Other brands that have suffered from online doppelgangers include PayPal (Read PayPal’s struggle with online doppelgangers) and locally, SMRT. The latter had to contend with misconceptions that SMRT Feedback page on Facebook was its actual account during a period where it was facing a PR crisis over its train breakdowns. It was later revealed that SMRT Feedback is run separately.
In this digital age of rampant social media usage, how can companies protect their brands from doppelganger accounts?
Eric Lai, senior consultant at PR firm Perspective Strategies calls for a more vigilant monitoring of social media: “The Watsons case presented an important lesson for companies on the threat of unauthorised account and content on social media. The open nature of social media makes it easier than ever for a fraudulent account to be created and compromised, which makes it necessary to identify, report and protect their brands against it.”
While Simon Kemp, a regional managing partner at social media agency, We Are Social, provided insight on the importance of brand presence in the digital sphere: “Social media channels are the most public demonstration of a company’s commitment to customer service. If a brand wants to maintain an effective presence in social media, the company must invest sufficient resources to ensure it can handle the volume and nature of social interactions.”
Popular posts on Twitter tend to get shares almost instantaneously, so companies would do well to handle doppelganger accounts in a time sensitive manner before stories like Minter’s go viral, with the potential to tarnish a brand’s image. Lai added that,”The longer [a company] remains silent, the greater the brand’s exposure towards negative comments and widespread speculation about the case.”
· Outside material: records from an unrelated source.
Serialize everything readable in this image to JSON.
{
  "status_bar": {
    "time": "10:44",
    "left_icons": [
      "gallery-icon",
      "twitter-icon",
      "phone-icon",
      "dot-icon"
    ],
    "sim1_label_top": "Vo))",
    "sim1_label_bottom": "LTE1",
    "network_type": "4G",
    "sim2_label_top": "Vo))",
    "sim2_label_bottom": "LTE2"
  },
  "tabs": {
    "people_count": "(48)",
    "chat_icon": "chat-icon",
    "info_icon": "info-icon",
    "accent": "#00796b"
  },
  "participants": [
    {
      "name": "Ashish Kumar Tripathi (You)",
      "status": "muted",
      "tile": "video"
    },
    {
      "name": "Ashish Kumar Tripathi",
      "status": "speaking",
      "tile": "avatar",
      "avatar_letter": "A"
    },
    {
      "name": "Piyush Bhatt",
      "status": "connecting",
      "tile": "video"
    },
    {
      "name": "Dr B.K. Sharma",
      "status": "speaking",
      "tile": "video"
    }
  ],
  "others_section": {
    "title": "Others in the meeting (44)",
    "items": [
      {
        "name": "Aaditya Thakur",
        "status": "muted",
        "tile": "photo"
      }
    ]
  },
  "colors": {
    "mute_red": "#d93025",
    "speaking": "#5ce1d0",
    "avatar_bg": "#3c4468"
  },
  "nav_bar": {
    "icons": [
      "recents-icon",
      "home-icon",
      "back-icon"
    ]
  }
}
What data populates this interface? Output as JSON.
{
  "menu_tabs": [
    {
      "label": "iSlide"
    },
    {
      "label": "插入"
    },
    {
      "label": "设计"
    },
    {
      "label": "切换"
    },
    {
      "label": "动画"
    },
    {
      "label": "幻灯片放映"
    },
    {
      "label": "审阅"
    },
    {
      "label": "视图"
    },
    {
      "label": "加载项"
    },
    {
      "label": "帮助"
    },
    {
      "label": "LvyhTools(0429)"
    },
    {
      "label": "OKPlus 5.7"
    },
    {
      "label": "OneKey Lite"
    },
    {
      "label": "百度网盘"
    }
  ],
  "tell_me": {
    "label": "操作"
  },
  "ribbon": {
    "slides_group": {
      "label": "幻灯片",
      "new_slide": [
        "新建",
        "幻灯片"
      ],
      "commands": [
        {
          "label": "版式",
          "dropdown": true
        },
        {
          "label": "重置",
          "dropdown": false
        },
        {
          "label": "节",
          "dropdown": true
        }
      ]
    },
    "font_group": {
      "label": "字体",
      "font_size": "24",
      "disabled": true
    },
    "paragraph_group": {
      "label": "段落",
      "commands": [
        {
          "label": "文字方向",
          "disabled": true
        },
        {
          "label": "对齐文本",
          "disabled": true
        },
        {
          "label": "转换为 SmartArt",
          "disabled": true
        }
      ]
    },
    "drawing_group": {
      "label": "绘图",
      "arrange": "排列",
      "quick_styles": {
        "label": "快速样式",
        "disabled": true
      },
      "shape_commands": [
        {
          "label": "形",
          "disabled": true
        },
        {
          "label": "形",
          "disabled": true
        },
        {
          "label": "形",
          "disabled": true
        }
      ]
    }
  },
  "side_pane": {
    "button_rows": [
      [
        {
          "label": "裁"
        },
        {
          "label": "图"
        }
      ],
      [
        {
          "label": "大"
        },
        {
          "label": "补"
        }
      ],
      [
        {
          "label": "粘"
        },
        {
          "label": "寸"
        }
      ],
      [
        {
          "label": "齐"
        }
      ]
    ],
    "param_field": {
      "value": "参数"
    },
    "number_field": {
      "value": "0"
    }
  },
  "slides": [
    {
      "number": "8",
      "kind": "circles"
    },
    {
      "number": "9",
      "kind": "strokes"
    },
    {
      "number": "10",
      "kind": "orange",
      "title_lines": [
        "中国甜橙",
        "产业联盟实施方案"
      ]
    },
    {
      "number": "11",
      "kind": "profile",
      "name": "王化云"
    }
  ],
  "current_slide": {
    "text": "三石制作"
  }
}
The mirror of social media is tied to a brand’s identity, and Kemp commented that,”Ultimately, success in social media depends on how well brands understand people; not how well they understand platforms or technology.”
[Image from Shutterstock]